Interest in neighbourhood-level influences on health has burgeoned with research showing that although ‘who you are’ explains much geographical variation in health outcomes, there is also an effect of ‘where you are’. Neighbourhoods are also an important site for health improvement efforts, and population health monitoring. Although policymakers recognise that that people’s health, wellbeing and resilience are affected by the quality of their environments, including the availability of green and open spaces, transport, housing, access to good quality food and social isolation, finding levers to bring about health improvement by changing neighbourhoods remains a significant research challenge.
Aims, Objectives and overarching research questions
Our aim over the next five years is to further understanding of the ways in which aspects of neighbourhood and community interact to influence health and the ability to lead a healthy life.
We will (1) examine how changes over time to the local social and physical environment matter for health; (2) add a new focus on children and young people, and study how the local social and physical environment influences their health and development; (3) apply the knowledge gained to develop and evaluate interventions in collaboration with policy, practice and community stakeholders.
Our longer term ambition is to further understandings of neighbourhoods as complex systems through which social and physical environments act in synergy to influence health, and to use these understandings as the basis for developing interventions to improve health through neighbourhood change.

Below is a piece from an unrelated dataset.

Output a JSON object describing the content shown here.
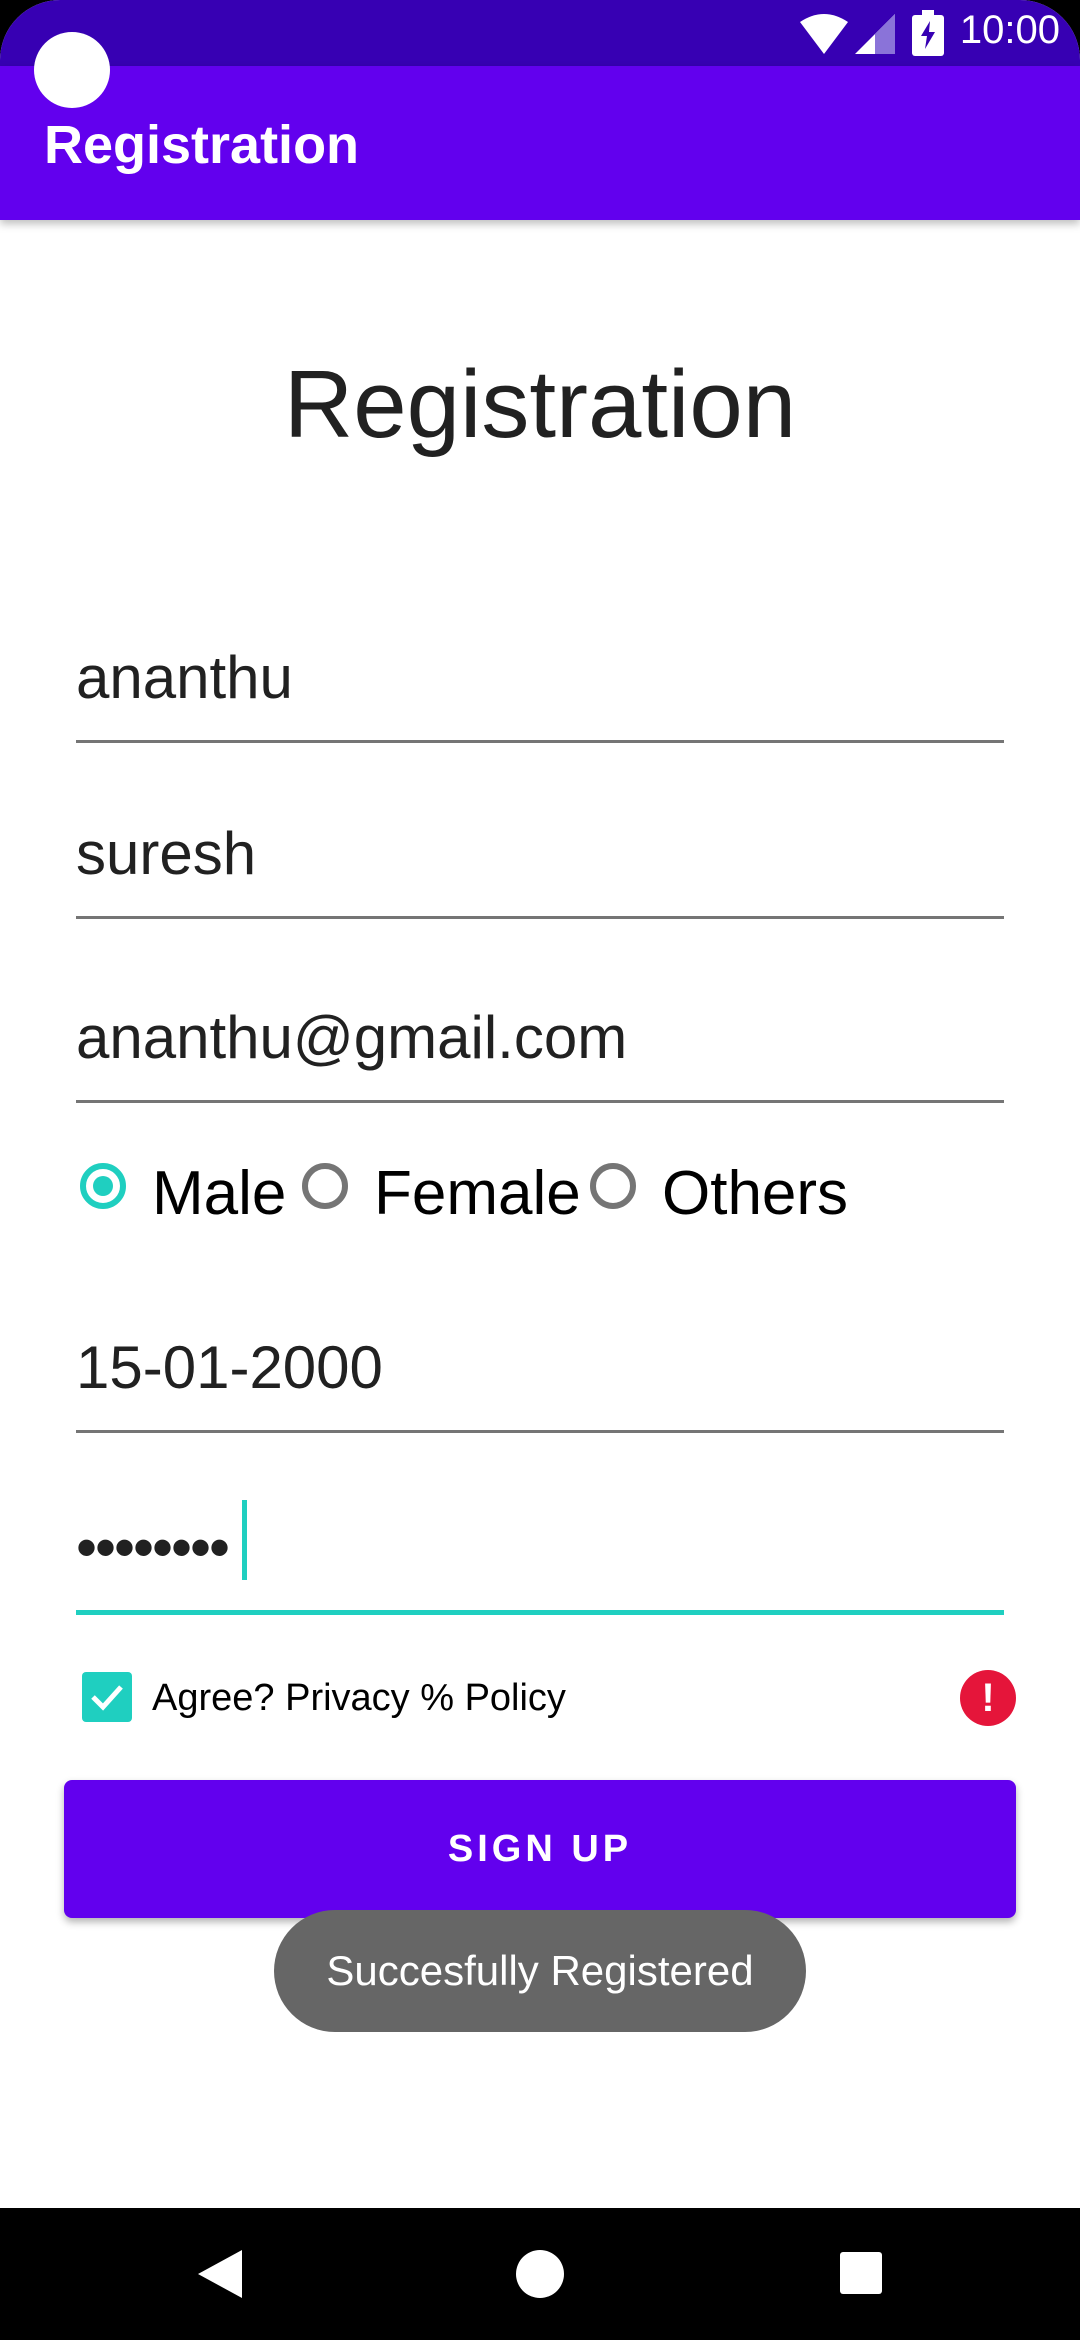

We will build on existing strengths within the programme, with an emphasis on understanding how neighbourhood and community change influence health and the ability to lead a healthy life. In theme 1: understanding the impacts of regeneration on health and wellbeing, we will build on our existing GoWell studies and collaborations. In theme 2: contextual influences on children and young people, we will concentrate on using the Growing Up in Scotland (GUS) longitudinal study, supplemented by new primary data collection, to investigate the role of local social and physical environment in influencing physical activity, and developmental and behavioural outcomes. In theme 3: bringing about system change to improve health in communities, we will focus on interventions informed both by our research on mechanisms and by engagement with local stakeholders. We will also capitalise on our existing data to explore neighbourhood influences on healthy ageing. Across the three themes, we will concentrate on health outcomes and behaviours that are major public health burdens now and projected into the future (e.g. mental health, obesity, physical activity, alcohol and smoking).
For more information, please contact Anne Ellaway.